Novel Study Provides New Evidence for Biomarkers to Help Predict MS Outcomes
November 2, 2023
A new study of 1,463 proteins molecules in 143 people with MS provided evidence of associations with disease activity and disability progression. These kind of novel and meticulous studies are necessary to pinpoint biomarkers that can help guide speedier and more individualized tracking and treatment of MS.
- Background: Stopping MS means achieving a state of no new disease activity or central nervous system injury, no worsening of daily living or quality of life, and no new manifestations of the disease. This is just one pathway to MS cures, and includes two major objectives: detecting MS early and precision medicine. Existing and new biomarkers enable early detection of disease activity.
- This Study: A team at Linköping University in Sweden used highly sensitive proteomics technology – which analyzes multiple proteins simultaneously – to look at 1,463 proteins in the blood and spinal fluid of 143 people with early-stage MS compared to 43 controls without MS. They followed this group for an average of six years to see if there was any link between these proteins and MS disease activity, disability progression, and other outcomes.
- Results: The results showed that lower levels of neurofilament light chain in the spinal fluid (NfL, a molecule that reflects damage to the nervous system and has been extensively studied in MS) was the best predictor that people would experience no MS disease activity in the next two years.
Advanced technology enabled the team to identify not only proteins, but interactions among the proteins. They found that increased levels of a combination of 11 spinal fluid proteins predicted disability progression.
- Why does this matter? This study provides new evidence for biomarkers that potentially can be used to help diagnose, track and develop strategies for stopping MS. Further research, which is ongoing around the globe, is needed in larger numbers of people to confirm these and other findings so that biomarkers can help speed detection and prevention of MS disease activity in the clinic and in clinical trials.
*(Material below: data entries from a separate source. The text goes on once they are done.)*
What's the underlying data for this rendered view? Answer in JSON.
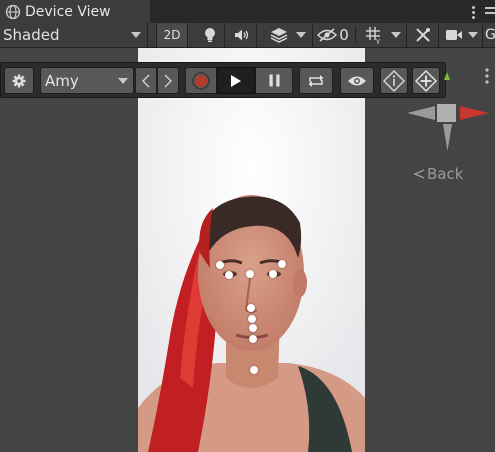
{
  "tab": {
    "title": "Device View",
    "icon": "globe-icon"
  },
  "toolbar": {
    "shading_mode": "Shaded",
    "mode_2d_label": "2D",
    "hidden_count": "0",
    "icons": [
      "lightbulb-icon",
      "audio-icon",
      "effects-icon",
      "visibility-off-icon",
      "grid-icon",
      "tools-icon",
      "camera-icon"
    ]
  },
  "ar_toolbar": {
    "avatar": "Amy",
    "icons": [
      "gear-icon",
      "chevron-left-icon",
      "chevron-right-icon",
      "record-icon",
      "play-icon",
      "pause-icon",
      "loop-icon",
      "eye-icon",
      "info-icon",
      "move-icon"
    ],
    "playing": true
  },
  "gizmo": {
    "back_label": "Back"
  },
  "colors": {
    "panel": "#3c3c3c",
    "background": "#444444",
    "record": "#c23a2b",
    "gizmo_x": "#c8372d",
    "gizmo_y": "#7fbf3f"
  }
}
This research also focuses on developing more accessible biomarkers in the blood to reduce the reliance on spinal taps.
“Proteomics reveal biomarkers for diagnosis, disease activity and long-term disability outcomes in multiple sclerosis
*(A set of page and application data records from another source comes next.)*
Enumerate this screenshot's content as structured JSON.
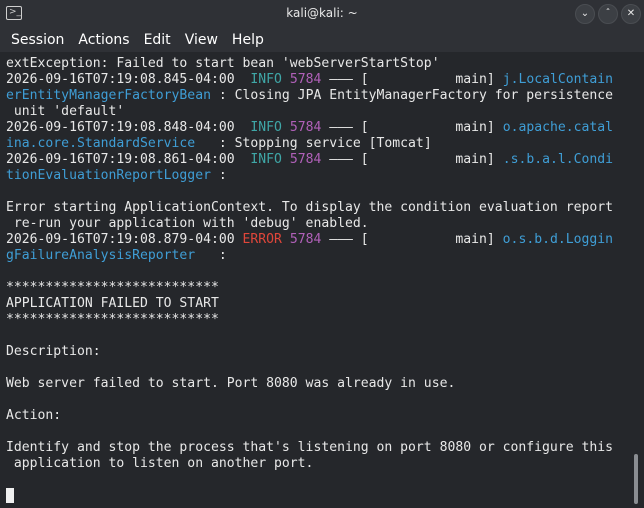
{
  "window": {
    "title": "kali@kali: ~",
    "app_icon": "terminal-icon",
    "buttons": {
      "minimize": "minimize-icon",
      "maximize": "maximize-icon",
      "close": "close-icon"
    }
  },
  "menu": [
    "Session",
    "Actions",
    "Edit",
    "View",
    "Help"
  ],
  "colors": {
    "info": "#3fa7a7",
    "error": "#e0463a",
    "pid": "#b060b8",
    "logger": "#3f9ed6"
  },
  "terminal": {
    "lines": [
      [
        {
          "t": "extException: Failed to start bean 'webServerStartStop'"
        }
      ],
      [
        {
          "t": "2026-09-16T07:19:08.845-04:00  "
        },
        {
          "t": "INFO",
          "c": "lvl-info"
        },
        {
          "t": " "
        },
        {
          "t": "5784",
          "c": "pid"
        },
        {
          "t": " ——— [           main] "
        },
        {
          "t": "j.LocalContain",
          "c": "logger"
        }
      ],
      [
        {
          "t": "erEntityManagerFactoryBean",
          "c": "logger"
        },
        {
          "t": " : Closing JPA EntityManagerFactory for persistence"
        }
      ],
      [
        {
          "t": " unit 'default'"
        }
      ],
      [
        {
          "t": "2026-09-16T07:19:08.848-04:00  "
        },
        {
          "t": "INFO",
          "c": "lvl-info"
        },
        {
          "t": " "
        },
        {
          "t": "5784",
          "c": "pid"
        },
        {
          "t": " ——— [           main] "
        },
        {
          "t": "o.apache.catal",
          "c": "logger"
        }
      ],
      [
        {
          "t": "ina.core.StandardService",
          "c": "logger"
        },
        {
          "t": "   : Stopping service [Tomcat]"
        }
      ],
      [
        {
          "t": "2026-09-16T07:19:08.861-04:00  "
        },
        {
          "t": "INFO",
          "c": "lvl-info"
        },
        {
          "t": " "
        },
        {
          "t": "5784",
          "c": "pid"
        },
        {
          "t": " ——— [           main] "
        },
        {
          "t": ".s.b.a.l.Condi",
          "c": "logger"
        }
      ],
      [
        {
          "t": "tionEvaluationReportLogger",
          "c": "logger"
        },
        {
          "t": " :"
        }
      ],
      [
        {
          "t": ""
        }
      ],
      [
        {
          "t": "Error starting ApplicationContext. To display the condition evaluation report"
        }
      ],
      [
        {
          "t": " re-run your application with 'debug' enabled."
        }
      ],
      [
        {
          "t": "2026-09-16T07:19:08.879-04:00 "
        },
        {
          "t": "ERROR",
          "c": "lvl-error"
        },
        {
          "t": " "
        },
        {
          "t": "5784",
          "c": "pid"
        },
        {
          "t": " ——— [           main] "
        },
        {
          "t": "o.s.b.d.Loggin",
          "c": "logger"
        }
      ],
      [
        {
          "t": "gFailureAnalysisReporter",
          "c": "logger"
        },
        {
          "t": "   :"
        }
      ],
      [
        {
          "t": ""
        }
      ],
      [
        {
          "t": "***************************"
        }
      ],
      [
        {
          "t": "APPLICATION FAILED TO START"
        }
      ],
      [
        {
          "t": "***************************"
        }
      ],
      [
        {
          "t": ""
        }
      ],
      [
        {
          "t": "Description:"
        }
      ],
      [
        {
          "t": ""
        }
      ],
      [
        {
          "t": "Web server failed to start. Port 8080 was already in use."
        }
      ],
      [
        {
          "t": ""
        }
      ],
      [
        {
          "t": "Action:"
        }
      ],
      [
        {
          "t": ""
        }
      ],
      [
        {
          "t": "Identify and stop the process that's listening on port 8080 or configure this"
        }
      ],
      [
        {
          "t": " application to listen on another port."
        }
      ]
    ]
  }
}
” by Julia Åkesson, Sara Hojjati, Sandra Hellberg, Johanna Raffetseder, Mohsen Khademi, Robert Rynkowski, Ingrid Kockum, Claudio Altafini, Zelmina Lubovac-Pilav, Johan Mellergård, Maria C. Jenmalm, Fredrik Piehl, Tomas Olsson, Jan Ernerudh & Mika Gustafsson is published in Nature Communications